[Start of section]
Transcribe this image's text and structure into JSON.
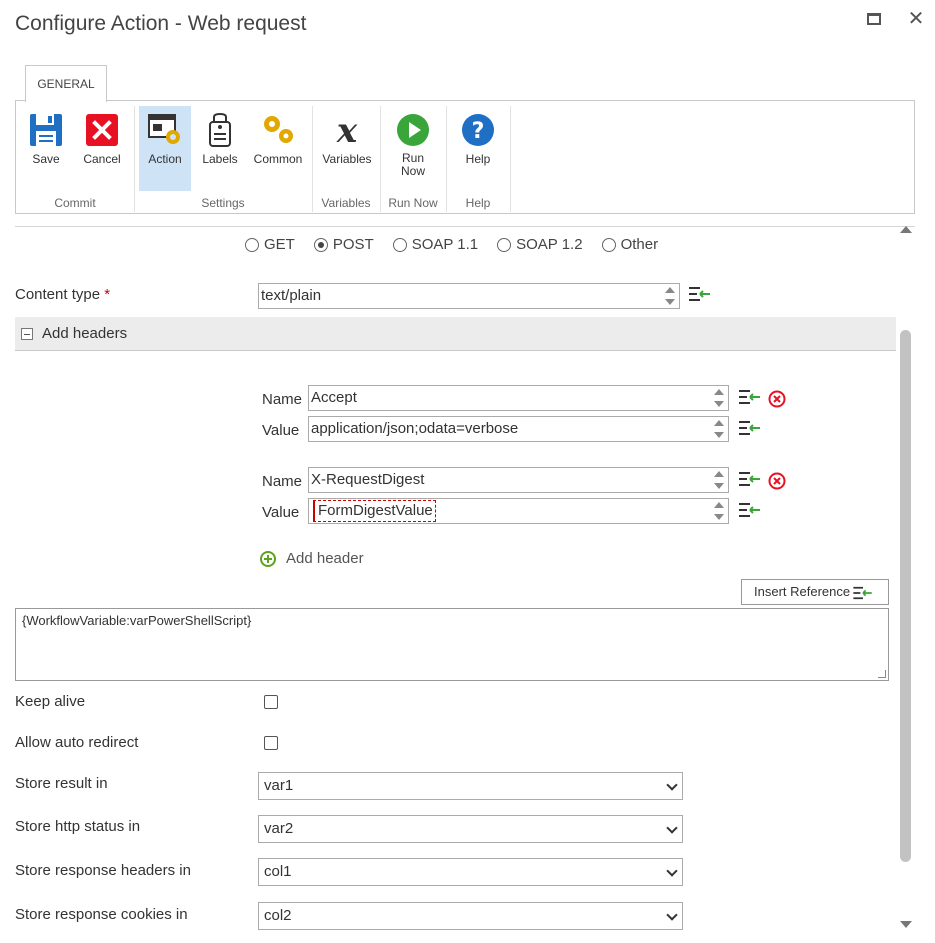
{
  "window": {
    "title": "Configure Action - Web request"
  },
  "ribbon": {
    "tab": "GENERAL",
    "buttons": {
      "save": "Save",
      "cancel": "Cancel",
      "action": "Action",
      "labels": "Labels",
      "common": "Common",
      "variables": "Variables",
      "run_now": "Run Now",
      "help": "Help"
    },
    "groups": {
      "commit": "Commit",
      "settings": "Settings",
      "variables": "Variables",
      "run_now": "Run Now",
      "help": "Help"
    }
  },
  "methods": {
    "options": [
      "GET",
      "POST",
      "SOAP 1.1",
      "SOAP 1.2",
      "Other"
    ],
    "selected": "POST"
  },
  "content_type": {
    "label": "Content type",
    "required_mark": "*",
    "value": "text/plain"
  },
  "headers_section": {
    "title": "Add headers",
    "name_label": "Name",
    "value_label": "Value",
    "headers": [
      {
        "name": "Accept",
        "value": "application/json;odata=verbose"
      },
      {
        "name": "X-RequestDigest",
        "value": "FormDigestValue"
      }
    ],
    "add_header": "Add header"
  },
  "body": {
    "insert_reference": "Insert Reference",
    "text": "{WorkflowVariable:varPowerShellScript}"
  },
  "options": {
    "keep_alive": {
      "label": "Keep alive",
      "checked": false
    },
    "allow_auto_redirect": {
      "label": "Allow auto redirect",
      "checked": false
    },
    "store_result": {
      "label": "Store result in",
      "value": "var1"
    },
    "store_http_status": {
      "label": "Store http status in",
      "value": "var2"
    },
    "store_response_headers": {
      "label": "Store response headers in",
      "value": "col1"
    },
    "store_response_cookies": {
      "label": "Store response cookies in",
      "value": "col2"
    }
  },
  "colors": {
    "accent_blue": "#1f6fc5",
    "cancel_red": "#e81123",
    "gear_gold": "#e0a800",
    "run_green": "#3aa53a",
    "add_green": "#5aa31b",
    "active_bg": "#cfe3f7"
  }
}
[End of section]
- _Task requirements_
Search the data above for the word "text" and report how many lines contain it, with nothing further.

- _Completed task_
3